This is the first post documenting my construction of a Gary Dierking designed sailing proa, an overview of the building of this wooden boat and links to Dierking’s website can be found by clicking on the section above titled Dierking Proa, Wa’apa.
Frame 1 of which there are two, one in each of the two bow sections, is built with 4mm marine okoume plywood and off cuts sapele I have lying around the shop. I laid out the frame onto the plywood from the measurements given in the plans and then laid the solid wood onto the plywood to mark for the laps and the length. Cutting ship laps into the hardwood perimeter of the frame is not necessary but they are easily done, fun to cut and, even backed up by plywood, are a slight improvement over a butt joint. I epoxy glued the hardwood sides of the frame first and let the glue set before proceeding. Given that this is a personal project under no time constraints and worked on in small spurts when I have the time I prefer to glue up a little at a time, there is less chance of a big mess of epoxy this way or errors permanently glued into place. I coated the faying surfaces of both the okoume and the hardwood with thin epoxy. I did not use any thickener as I knew I could get a tight gap free joint between the flat surfaces of the plywood and sapele. I did, however, go over every surface again with the thin epoxy to ensure the joint was not starved of glue because of the wood sucking up the first coating of epoxy.
After the epoxy has cured on the side pieces I cut and fit the joints for the bottom part of the frame and the deck beam and glued them up in the same fashion. After the glue had dried I cut a hole for the 4″ inspection port to the water tight compartments on either end of the hull.

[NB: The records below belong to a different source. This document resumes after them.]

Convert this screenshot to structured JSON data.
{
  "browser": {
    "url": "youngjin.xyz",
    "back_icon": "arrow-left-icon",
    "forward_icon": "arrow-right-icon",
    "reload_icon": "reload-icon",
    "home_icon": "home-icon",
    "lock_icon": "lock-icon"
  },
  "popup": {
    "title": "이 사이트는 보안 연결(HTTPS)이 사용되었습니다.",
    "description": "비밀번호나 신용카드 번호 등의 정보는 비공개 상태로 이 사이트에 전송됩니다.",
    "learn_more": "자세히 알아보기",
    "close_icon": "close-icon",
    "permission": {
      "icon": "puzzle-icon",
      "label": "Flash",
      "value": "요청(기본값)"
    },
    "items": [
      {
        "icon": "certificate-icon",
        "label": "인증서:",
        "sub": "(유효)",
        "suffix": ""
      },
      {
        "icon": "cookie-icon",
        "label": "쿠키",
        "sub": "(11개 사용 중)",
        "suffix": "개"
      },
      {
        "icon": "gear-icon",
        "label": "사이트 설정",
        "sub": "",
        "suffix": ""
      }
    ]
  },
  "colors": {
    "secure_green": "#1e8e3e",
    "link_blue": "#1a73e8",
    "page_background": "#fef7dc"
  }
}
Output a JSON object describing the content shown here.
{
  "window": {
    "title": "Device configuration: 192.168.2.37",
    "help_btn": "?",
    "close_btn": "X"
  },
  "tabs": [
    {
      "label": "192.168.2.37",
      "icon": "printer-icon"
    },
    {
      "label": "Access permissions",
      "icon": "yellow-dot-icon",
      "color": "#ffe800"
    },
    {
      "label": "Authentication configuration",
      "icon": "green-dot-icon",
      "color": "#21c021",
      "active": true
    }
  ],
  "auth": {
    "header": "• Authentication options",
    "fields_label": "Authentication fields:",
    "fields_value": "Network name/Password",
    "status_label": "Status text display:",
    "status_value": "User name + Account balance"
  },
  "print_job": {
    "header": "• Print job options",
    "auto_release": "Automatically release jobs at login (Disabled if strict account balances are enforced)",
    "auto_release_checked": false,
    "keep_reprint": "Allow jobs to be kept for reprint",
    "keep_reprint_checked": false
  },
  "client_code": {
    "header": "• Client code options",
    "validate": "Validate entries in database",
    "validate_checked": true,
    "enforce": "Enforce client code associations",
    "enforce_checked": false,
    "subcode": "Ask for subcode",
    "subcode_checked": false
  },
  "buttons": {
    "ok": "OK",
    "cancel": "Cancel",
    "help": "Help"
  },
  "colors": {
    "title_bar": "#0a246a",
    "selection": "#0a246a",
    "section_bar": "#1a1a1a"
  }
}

I glued a circular 6mm backing block to the bulkhead as 4mm is not much to hold either screws or bolts.